Currently before the Senate is the Sex Discrimination and Fair Work (Respect at Work) Amendment Bill 2021. This is also an important bit of legislation. It will enable an employee to take compassionate leave if the employee or their spouse or de facto partner has a miscarriage. It is important that this bill be passed. Like stillbirths, the topic of miscarriages is often not widely discussed, and therefore parents and families often suffer in silence. This legislation, however, provides further evidence of the Morrison government's wide-ranging commitment to addressing workforce issues, regardless of whether these are front-page news or hidden tragedies such as stillbirths and miscarriages. We want to ensure that everyone, regardless of the situation, has access to the leave requirements they need to properly heal physically, emotionally and psychologically.

While the government legislates minimum conditions for compassionate leave, many employers offer more than this minimum. In fact, there are 60 large organisations in Australia, such as HSBC, Bunnings, Woolworths, and many others, who provide specific leave entitlements through their workplace policies and enterprise agreements, in addition to the minimum standards in the Fair Work Act, to employees who suffer a stillbirth. It is heartening to know that there are many employers out there who understand the emotional, psychological and physical impacts of pregnancy loss and provide a level of support to their employees beyond what is required. This is why advocacy around this issue is so important. The more awareness is spread, the more compassion we are likely to see. Careful consideration of these important issues is necessary. While ensuring that these issues are adequately addressed, it is important to also consider whether legislative change is the best vehicle to promote cooperation between employers and employees. As I've mentioned, there are a number of companies who are going above and beyond to support employees through the trauma of a stillbirth. This is something that, as a government, we want to encourage.

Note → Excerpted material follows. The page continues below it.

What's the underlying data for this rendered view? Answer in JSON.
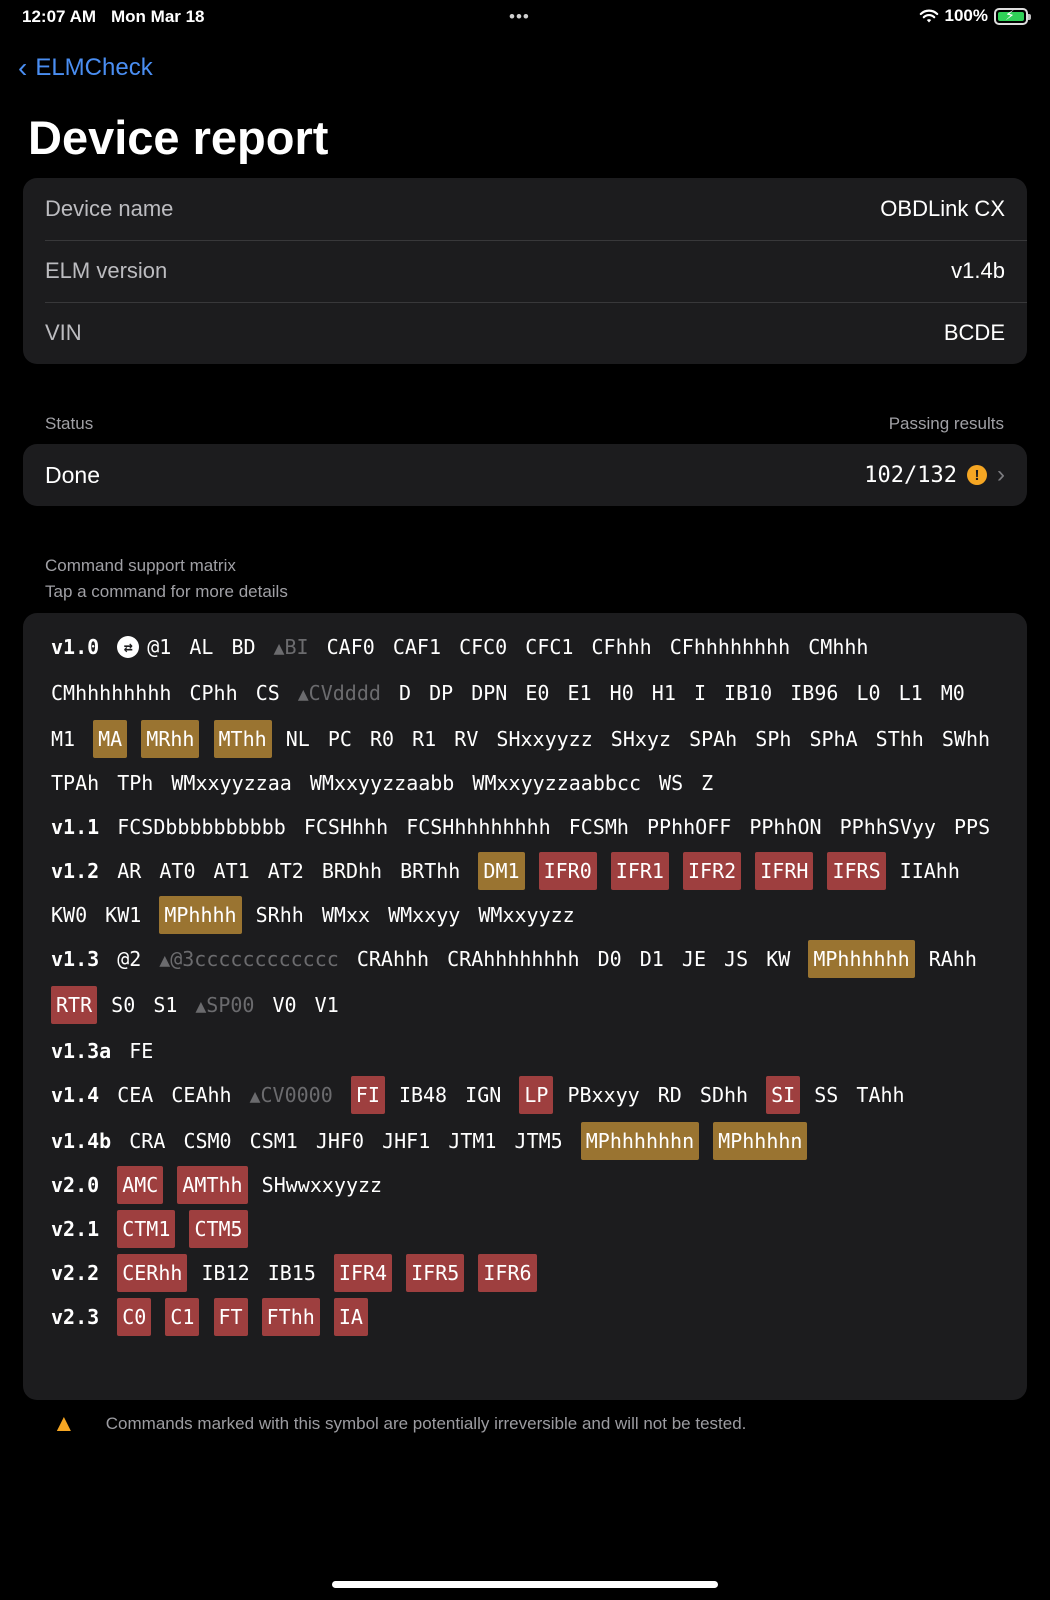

Currently, the Fair Work Act does not mandate conditions beyond minimums. This is a longstanding principle that has been in place since the establishment of the Fair Work Act. As it stands, the Fair Work Act promotes enterprise bargaining that is critical to productivity growth and cooperative workplaces. In this context, regulating employer paid parental leave would be a significant departure from this longstanding principle and would have the capacity to damage the spirit of cooperation between employers and employees and their willingness to bargain. We want employers and employees to work together on issues such as this to come to agreements that are mutually beneficial for all parties involved.

The Morrison government is currently considering non-legislative mechanisms which may be appropriate to effect change at the workplace level. This could include educational materials and the championing of best practice to prompt employers to think beyond their obligations under the minimum standards and review their parental leave policies to provide more support to parents of stillborn babies. As discussed earlier, this is a hidden tragedy occurring within our society. Many employers may not be aware of the number of Australians that this affects and therefore have not acted to address this issue within their businesses.

In concluding, I would again like to commend Senator Keneally for her work on this. As with the Senate Select Committee on Stillbirth Research and Education, this is a bipartisan issue that the government wishes to remain bipartisan on. Helping those who have been dealt such a difficult hand goes beyond politics, and it should remain this way into the future. I commend the bill to the Senate.